→ GOAL OF THE EXERCISE
Search the entries for the word "retweets". Copy every line that holds it.

[Collected data entries]
##########

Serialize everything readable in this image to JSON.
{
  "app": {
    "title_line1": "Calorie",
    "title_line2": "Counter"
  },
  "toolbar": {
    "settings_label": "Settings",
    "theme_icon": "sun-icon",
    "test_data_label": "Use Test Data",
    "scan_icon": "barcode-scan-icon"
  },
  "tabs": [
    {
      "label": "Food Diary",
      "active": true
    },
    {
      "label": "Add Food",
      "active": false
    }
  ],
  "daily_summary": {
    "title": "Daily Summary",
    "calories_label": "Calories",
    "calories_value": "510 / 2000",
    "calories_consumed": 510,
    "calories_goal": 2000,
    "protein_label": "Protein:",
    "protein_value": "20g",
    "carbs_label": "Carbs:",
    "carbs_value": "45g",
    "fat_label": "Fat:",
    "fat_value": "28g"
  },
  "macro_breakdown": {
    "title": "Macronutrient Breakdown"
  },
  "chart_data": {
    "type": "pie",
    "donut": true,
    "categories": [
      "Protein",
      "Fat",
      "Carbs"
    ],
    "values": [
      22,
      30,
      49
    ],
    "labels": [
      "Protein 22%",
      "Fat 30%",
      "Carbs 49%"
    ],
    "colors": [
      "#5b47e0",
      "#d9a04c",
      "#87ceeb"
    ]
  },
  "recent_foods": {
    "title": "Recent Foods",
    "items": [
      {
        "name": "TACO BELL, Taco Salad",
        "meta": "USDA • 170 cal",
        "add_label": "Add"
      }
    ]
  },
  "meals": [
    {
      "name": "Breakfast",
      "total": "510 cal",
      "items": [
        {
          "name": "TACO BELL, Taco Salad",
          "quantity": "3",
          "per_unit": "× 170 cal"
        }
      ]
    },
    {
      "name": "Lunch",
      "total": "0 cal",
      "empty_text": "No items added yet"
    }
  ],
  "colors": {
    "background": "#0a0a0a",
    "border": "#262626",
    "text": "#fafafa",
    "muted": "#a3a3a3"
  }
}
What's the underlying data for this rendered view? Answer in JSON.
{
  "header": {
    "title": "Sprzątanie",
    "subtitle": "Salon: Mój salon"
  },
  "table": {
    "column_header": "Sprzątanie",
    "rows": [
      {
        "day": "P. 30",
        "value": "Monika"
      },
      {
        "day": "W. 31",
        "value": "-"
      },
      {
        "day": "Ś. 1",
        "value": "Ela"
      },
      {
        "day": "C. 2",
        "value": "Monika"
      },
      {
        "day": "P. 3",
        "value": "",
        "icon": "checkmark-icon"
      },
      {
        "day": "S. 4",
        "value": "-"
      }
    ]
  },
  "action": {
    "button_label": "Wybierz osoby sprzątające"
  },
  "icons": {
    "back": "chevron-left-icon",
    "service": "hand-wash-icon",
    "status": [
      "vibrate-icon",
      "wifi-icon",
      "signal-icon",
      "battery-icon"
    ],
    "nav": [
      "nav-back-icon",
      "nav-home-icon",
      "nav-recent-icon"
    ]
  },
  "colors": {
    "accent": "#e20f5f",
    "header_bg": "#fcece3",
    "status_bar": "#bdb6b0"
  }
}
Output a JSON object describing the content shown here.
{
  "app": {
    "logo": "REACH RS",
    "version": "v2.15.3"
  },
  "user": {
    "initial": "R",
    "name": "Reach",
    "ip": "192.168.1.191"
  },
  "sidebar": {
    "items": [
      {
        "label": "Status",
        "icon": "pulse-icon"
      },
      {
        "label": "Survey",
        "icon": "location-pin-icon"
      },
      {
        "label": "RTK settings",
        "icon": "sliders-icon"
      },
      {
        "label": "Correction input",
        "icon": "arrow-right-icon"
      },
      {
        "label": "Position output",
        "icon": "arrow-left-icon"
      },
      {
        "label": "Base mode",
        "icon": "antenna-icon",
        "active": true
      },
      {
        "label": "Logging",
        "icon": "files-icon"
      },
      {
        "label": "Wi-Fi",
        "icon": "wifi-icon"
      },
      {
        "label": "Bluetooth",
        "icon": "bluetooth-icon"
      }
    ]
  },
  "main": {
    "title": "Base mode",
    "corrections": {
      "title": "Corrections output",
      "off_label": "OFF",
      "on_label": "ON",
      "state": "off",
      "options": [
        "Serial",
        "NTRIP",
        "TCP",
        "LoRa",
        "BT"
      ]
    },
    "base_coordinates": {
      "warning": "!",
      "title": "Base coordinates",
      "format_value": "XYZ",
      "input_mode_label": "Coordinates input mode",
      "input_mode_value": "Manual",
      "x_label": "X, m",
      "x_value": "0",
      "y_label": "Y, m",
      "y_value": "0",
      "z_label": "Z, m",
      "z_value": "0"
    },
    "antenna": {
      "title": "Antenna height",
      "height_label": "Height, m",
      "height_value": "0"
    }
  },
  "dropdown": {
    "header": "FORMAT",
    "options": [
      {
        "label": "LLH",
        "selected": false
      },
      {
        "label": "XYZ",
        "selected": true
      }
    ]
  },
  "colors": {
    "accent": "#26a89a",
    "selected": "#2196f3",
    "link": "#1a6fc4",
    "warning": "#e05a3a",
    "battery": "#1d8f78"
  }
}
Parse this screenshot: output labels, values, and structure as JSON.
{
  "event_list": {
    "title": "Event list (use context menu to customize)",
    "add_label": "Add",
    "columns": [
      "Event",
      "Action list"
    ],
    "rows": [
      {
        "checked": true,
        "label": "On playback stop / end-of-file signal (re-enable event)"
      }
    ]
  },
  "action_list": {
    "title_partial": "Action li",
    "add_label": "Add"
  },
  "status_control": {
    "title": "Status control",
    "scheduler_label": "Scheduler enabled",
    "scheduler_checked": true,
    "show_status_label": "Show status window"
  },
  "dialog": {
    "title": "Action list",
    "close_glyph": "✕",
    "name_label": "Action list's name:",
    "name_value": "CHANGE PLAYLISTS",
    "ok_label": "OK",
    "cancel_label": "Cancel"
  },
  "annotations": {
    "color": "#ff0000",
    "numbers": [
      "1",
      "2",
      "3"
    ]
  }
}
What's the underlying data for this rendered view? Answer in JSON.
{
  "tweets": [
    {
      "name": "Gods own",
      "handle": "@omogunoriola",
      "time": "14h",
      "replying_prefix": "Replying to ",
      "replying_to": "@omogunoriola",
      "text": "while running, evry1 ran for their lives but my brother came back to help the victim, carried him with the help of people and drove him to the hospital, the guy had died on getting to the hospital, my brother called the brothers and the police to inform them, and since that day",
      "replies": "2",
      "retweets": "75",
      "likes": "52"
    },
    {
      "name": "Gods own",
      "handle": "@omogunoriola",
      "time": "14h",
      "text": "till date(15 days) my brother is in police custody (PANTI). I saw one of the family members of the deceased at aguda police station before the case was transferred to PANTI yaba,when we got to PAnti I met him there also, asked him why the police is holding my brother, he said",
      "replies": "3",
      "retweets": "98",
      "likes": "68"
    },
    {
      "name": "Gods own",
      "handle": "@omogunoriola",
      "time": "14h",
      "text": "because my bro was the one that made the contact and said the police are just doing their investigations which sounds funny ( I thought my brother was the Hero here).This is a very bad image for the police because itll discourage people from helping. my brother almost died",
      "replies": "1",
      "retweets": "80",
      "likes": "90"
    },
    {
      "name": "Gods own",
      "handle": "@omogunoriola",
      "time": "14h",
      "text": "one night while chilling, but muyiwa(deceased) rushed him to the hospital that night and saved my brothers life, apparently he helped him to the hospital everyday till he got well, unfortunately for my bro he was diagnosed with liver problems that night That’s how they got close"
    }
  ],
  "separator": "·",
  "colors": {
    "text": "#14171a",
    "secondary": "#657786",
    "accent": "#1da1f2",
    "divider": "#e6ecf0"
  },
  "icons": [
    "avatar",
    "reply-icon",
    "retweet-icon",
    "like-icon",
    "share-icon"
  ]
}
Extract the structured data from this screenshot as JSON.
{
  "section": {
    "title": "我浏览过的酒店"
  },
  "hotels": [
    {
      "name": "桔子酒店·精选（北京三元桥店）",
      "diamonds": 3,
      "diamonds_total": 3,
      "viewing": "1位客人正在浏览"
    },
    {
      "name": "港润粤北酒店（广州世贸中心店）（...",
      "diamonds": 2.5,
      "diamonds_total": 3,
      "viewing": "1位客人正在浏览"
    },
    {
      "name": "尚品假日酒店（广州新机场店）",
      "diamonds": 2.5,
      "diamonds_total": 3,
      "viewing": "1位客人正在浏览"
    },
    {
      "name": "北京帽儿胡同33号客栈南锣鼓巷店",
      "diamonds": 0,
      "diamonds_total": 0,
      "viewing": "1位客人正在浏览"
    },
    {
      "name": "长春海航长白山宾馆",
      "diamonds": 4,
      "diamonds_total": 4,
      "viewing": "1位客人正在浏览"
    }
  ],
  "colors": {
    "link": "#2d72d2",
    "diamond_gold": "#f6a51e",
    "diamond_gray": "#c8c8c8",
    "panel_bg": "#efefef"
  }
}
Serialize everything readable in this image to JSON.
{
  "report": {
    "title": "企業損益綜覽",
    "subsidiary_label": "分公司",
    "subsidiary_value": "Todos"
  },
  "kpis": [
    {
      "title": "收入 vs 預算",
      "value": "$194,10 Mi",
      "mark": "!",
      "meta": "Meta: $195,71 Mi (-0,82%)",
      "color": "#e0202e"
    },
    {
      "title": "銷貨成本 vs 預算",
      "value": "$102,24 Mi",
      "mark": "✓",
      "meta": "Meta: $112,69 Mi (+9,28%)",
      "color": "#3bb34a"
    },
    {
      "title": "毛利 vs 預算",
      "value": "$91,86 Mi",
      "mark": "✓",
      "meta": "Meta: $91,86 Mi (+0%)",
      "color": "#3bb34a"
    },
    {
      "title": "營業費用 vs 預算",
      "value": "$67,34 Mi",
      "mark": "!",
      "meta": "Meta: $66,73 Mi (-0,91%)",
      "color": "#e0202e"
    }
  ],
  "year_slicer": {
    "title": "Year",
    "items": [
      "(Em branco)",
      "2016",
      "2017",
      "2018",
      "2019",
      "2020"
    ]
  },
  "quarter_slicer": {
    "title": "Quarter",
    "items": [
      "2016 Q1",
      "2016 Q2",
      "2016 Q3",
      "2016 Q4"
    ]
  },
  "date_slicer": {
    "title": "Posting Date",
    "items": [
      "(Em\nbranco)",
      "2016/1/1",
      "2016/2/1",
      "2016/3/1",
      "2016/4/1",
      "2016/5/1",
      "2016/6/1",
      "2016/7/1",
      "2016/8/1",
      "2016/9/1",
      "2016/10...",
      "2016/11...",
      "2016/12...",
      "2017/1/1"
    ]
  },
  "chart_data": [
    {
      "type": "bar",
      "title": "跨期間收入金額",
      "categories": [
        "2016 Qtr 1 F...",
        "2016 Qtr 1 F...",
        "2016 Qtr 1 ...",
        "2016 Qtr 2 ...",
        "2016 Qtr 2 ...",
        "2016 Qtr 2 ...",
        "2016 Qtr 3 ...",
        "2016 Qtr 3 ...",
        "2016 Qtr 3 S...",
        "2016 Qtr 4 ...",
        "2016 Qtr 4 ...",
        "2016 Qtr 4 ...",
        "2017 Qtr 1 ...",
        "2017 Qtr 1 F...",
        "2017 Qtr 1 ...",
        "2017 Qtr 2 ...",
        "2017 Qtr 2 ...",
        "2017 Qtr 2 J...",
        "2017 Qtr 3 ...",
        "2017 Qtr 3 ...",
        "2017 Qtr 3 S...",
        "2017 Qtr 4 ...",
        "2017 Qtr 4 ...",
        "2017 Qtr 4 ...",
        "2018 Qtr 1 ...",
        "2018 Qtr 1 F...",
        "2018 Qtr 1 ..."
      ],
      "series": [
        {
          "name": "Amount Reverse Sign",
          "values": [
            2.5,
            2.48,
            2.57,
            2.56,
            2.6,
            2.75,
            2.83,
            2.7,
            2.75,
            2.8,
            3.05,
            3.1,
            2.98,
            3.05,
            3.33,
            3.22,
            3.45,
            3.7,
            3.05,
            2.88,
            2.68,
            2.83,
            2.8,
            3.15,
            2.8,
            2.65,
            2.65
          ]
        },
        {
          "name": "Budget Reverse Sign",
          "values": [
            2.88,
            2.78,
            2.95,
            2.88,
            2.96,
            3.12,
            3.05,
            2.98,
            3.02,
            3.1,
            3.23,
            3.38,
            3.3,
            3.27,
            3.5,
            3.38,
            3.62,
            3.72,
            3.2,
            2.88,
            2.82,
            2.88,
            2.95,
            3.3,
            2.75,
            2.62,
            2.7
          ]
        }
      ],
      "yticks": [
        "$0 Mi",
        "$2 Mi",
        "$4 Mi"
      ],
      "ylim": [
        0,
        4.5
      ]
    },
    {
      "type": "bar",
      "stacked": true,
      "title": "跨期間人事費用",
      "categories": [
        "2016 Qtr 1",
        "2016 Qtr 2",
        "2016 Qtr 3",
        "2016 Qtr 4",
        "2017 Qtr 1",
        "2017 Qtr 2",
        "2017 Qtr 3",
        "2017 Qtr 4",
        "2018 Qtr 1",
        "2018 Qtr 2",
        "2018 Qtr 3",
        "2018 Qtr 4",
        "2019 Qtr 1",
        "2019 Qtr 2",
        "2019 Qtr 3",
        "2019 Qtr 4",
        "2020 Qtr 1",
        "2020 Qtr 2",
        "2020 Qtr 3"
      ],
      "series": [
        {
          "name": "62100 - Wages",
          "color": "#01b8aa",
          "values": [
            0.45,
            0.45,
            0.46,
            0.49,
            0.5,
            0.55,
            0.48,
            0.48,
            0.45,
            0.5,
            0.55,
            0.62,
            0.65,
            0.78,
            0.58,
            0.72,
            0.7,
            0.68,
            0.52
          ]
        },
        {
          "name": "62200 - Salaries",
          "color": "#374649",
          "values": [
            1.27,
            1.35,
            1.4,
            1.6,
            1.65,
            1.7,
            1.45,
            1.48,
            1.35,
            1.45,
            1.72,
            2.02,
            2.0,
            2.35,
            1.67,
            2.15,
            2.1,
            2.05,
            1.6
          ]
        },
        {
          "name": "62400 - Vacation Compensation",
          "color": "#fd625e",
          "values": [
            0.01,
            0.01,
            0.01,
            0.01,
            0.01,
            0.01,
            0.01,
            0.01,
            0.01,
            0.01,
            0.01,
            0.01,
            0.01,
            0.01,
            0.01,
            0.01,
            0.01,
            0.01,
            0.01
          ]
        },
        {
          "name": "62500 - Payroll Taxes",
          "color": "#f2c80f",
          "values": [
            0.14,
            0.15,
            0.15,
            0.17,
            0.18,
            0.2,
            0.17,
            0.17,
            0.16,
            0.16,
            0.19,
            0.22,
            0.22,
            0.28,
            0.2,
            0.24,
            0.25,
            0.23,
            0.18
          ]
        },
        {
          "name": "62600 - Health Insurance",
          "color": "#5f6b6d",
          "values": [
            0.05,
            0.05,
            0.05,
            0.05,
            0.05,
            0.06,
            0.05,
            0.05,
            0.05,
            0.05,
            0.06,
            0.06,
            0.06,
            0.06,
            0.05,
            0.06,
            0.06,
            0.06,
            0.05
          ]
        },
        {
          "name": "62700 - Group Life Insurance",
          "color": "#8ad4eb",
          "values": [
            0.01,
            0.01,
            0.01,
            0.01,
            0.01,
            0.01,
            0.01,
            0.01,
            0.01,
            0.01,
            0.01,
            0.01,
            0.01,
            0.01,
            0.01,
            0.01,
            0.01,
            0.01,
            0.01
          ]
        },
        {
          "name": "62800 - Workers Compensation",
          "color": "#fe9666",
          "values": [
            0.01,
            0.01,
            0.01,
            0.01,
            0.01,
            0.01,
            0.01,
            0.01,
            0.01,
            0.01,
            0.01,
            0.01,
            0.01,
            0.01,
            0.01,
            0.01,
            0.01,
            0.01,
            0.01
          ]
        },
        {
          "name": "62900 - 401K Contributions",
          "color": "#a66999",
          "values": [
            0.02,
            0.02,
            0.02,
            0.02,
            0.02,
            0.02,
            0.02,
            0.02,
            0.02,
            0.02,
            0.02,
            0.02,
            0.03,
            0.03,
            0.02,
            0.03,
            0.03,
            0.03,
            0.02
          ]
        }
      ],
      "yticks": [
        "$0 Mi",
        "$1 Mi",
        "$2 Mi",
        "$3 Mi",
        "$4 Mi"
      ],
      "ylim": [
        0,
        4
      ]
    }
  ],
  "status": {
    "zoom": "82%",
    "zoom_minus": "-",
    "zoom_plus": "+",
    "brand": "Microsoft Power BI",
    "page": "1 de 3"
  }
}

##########

→ YOUR SOLUTION
      "retweets": "75",
      "retweets": "98",
      "retweets": "80",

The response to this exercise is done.